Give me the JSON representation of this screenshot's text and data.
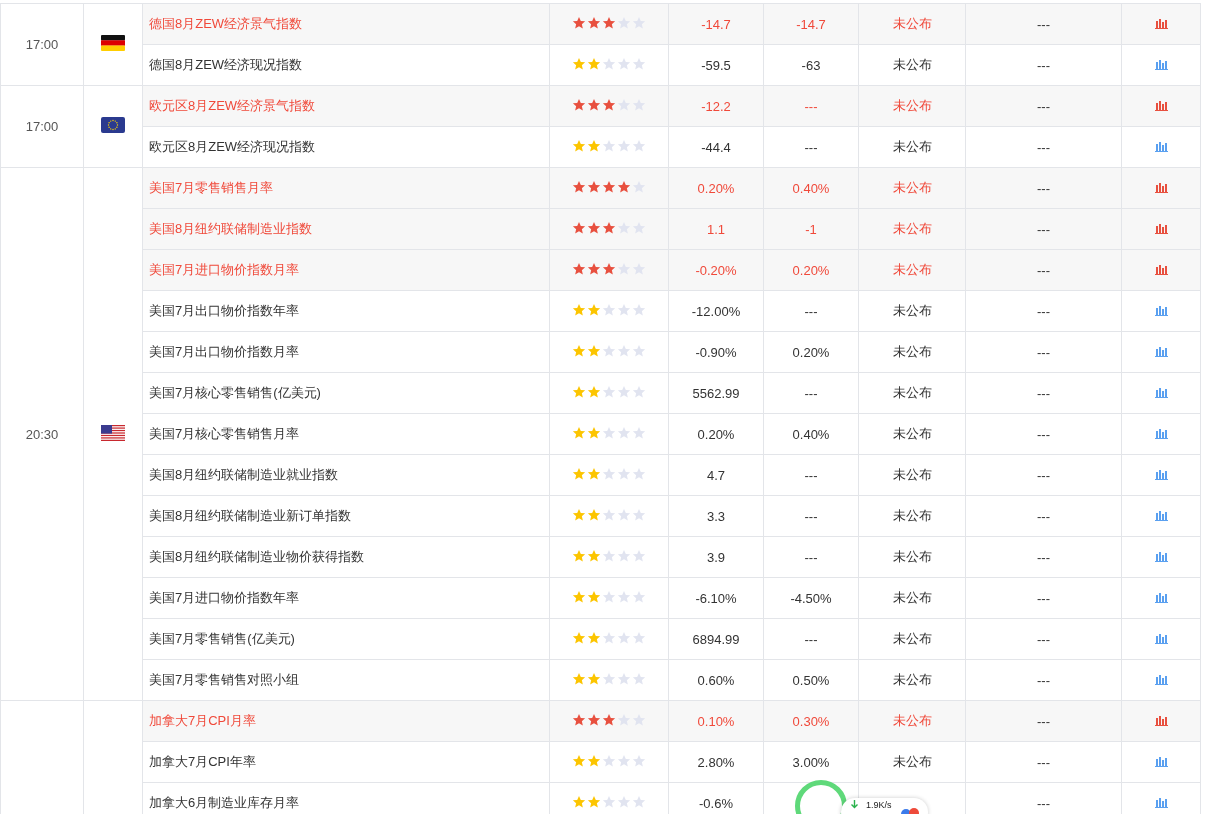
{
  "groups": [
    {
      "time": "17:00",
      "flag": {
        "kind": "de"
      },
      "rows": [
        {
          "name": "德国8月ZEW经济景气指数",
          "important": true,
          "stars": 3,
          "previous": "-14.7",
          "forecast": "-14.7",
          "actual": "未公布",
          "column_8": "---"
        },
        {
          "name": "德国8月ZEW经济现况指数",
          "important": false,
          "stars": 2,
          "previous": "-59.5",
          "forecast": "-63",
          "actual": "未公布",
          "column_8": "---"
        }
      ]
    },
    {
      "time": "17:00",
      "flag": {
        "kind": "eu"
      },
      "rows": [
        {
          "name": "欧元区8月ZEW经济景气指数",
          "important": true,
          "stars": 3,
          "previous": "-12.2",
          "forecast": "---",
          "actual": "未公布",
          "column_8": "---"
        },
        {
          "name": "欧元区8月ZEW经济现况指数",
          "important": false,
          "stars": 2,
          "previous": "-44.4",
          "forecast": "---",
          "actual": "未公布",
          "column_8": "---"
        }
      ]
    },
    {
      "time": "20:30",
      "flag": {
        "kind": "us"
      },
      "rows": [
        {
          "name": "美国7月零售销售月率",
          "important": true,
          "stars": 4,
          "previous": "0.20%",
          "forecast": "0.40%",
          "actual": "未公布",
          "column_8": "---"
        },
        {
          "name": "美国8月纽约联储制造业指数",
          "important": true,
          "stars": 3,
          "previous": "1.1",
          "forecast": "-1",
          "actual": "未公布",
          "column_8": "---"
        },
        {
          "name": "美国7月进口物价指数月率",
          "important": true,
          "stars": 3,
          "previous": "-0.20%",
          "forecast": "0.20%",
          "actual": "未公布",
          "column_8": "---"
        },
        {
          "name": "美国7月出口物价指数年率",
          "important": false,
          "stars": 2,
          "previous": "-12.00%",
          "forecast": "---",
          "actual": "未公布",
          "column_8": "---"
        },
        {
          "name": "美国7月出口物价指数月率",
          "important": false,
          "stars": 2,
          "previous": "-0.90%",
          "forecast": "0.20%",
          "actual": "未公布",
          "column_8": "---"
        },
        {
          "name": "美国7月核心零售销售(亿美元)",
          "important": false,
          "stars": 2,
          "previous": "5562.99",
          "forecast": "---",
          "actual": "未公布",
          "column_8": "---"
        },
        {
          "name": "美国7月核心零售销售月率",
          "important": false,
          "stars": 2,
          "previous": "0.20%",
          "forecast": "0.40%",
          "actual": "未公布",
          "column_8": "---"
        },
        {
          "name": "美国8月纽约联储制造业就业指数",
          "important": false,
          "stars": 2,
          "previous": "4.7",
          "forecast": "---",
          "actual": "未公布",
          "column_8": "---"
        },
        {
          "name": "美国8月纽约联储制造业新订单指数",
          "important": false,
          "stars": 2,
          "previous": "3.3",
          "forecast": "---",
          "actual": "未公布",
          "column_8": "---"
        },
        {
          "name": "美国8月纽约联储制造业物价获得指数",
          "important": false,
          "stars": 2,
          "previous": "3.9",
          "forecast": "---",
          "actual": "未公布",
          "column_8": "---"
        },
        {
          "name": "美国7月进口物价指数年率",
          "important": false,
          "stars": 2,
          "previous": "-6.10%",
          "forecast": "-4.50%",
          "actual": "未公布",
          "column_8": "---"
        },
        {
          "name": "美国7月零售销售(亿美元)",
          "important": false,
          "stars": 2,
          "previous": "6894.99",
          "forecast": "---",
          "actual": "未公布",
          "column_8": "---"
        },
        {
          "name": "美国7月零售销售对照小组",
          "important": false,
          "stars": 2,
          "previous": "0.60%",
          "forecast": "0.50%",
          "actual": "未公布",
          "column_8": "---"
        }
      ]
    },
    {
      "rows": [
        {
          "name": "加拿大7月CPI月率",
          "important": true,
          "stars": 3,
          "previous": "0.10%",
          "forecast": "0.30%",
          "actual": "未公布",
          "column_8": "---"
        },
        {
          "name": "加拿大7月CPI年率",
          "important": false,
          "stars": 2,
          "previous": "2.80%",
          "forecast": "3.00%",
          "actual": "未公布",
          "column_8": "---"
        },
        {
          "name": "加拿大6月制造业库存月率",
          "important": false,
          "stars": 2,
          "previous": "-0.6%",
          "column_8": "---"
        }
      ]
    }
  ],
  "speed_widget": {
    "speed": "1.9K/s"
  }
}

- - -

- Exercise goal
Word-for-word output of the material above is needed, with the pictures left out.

- Response to the exercise
Give me the JSON representation of this screenshot's text and data.
{
  "groups": [
    {
      "time": "17:00",
      "flag": {
        "kind": "de"
      },
      "rows": [
        {
          "name": "德国8月ZEW经济景气指数",
          "important": true,
          "stars": 3,
          "previous": "-14.7",
          "forecast": "-14.7",
          "actual": "未公布",
          "column_8": "---"
        },
        {
          "name": "德国8月ZEW经济现况指数",
          "important": false,
          "stars": 2,
          "previous": "-59.5",
          "forecast": "-63",
          "actual": "未公布",
          "column_8": "---"
        }
      ]
    },
    {
      "time": "17:00",
      "flag": {
        "kind": "eu"
      },
      "rows": [
        {
          "name": "欧元区8月ZEW经济景气指数",
          "important": true,
          "stars": 3,
          "previous": "-12.2",
          "forecast": "---",
          "actual": "未公布",
          "column_8": "---"
        },
        {
          "name": "欧元区8月ZEW经济现况指数",
          "important": false,
          "stars": 2,
          "previous": "-44.4",
          "forecast": "---",
          "actual": "未公布",
          "column_8": "---"
        }
      ]
    },
    {
      "time": "20:30",
      "flag": {
        "kind": "us"
      },
      "rows": [
        {
          "name": "美国7月零售销售月率",
          "important": true,
          "stars": 4,
          "previous": "0.20%",
          "forecast": "0.40%",
          "actual": "未公布",
          "column_8": "---"
        },
        {
          "name": "美国8月纽约联储制造业指数",
          "important": true,
          "stars": 3,
          "previous": "1.1",
          "forecast": "-1",
          "actual": "未公布",
          "column_8": "---"
        },
        {
          "name": "美国7月进口物价指数月率",
          "important": true,
          "stars": 3,
          "previous": "-0.20%",
          "forecast": "0.20%",
          "actual": "未公布",
          "column_8": "---"
        },
        {
          "name": "美国7月出口物价指数年率",
          "important": false,
          "stars": 2,
          "previous": "-12.00%",
          "forecast": "---",
          "actual": "未公布",
          "column_8": "---"
        },
        {
          "name": "美国7月出口物价指数月率",
          "important": false,
          "stars": 2,
          "previous": "-0.90%",
          "forecast": "0.20%",
          "actual": "未公布",
          "column_8": "---"
        },
        {
          "name": "美国7月核心零售销售(亿美元)",
          "important": false,
          "stars": 2,
          "previous": "5562.99",
          "forecast": "---",
          "actual": "未公布",
          "column_8": "---"
        },
        {
          "name": "美国7月核心零售销售月率",
          "important": false,
          "stars": 2,
          "previous": "0.20%",
          "forecast": "0.40%",
          "actual": "未公布",
          "column_8": "---"
        },
        {
          "name": "美国8月纽约联储制造业就业指数",
          "important": false,
          "stars": 2,
          "previous": "4.7",
          "forecast": "---",
          "actual": "未公布",
          "column_8": "---"
        },
        {
          "name": "美国8月纽约联储制造业新订单指数",
          "important": false,
          "stars": 2,
          "previous": "3.3",
          "forecast": "---",
          "actual": "未公布",
          "column_8": "---"
        },
        {
          "name": "美国8月纽约联储制造业物价获得指数",
          "important": false,
          "stars": 2,
          "previous": "3.9",
          "forecast": "---",
          "actual": "未公布",
          "column_8": "---"
        },
        {
          "name": "美国7月进口物价指数年率",
          "important": false,
          "stars": 2,
          "previous": "-6.10%",
          "forecast": "-4.50%",
          "actual": "未公布",
          "column_8": "---"
        },
        {
          "name": "美国7月零售销售(亿美元)",
          "important": false,
          "stars": 2,
          "previous": "6894.99",
          "forecast": "---",
          "actual": "未公布",
          "column_8": "---"
        },
        {
          "name": "美国7月零售销售对照小组",
          "important": false,
          "stars": 2,
          "previous": "0.60%",
          "forecast": "0.50%",
          "actual": "未公布",
          "column_8": "---"
        }
      ]
    },
    {
      "rows": [
        {
          "name": "加拿大7月CPI月率",
          "important": true,
          "stars": 3,
          "previous": "0.10%",
          "forecast": "0.30%",
          "actual": "未公布",
          "column_8": "---"
        },
        {
          "name": "加拿大7月CPI年率",
          "important": false,
          "stars": 2,
          "previous": "2.80%",
          "forecast": "3.00%",
          "actual": "未公布",
          "column_8": "---"
        },
        {
          "name": "加拿大6月制造业库存月率",
          "important": false,
          "stars": 2,
          "previous": "-0.6%",
          "column_8": "---"
        }
      ]
    }
  ],
  "speed_widget": {
    "speed": "1.9K/s"
  }
}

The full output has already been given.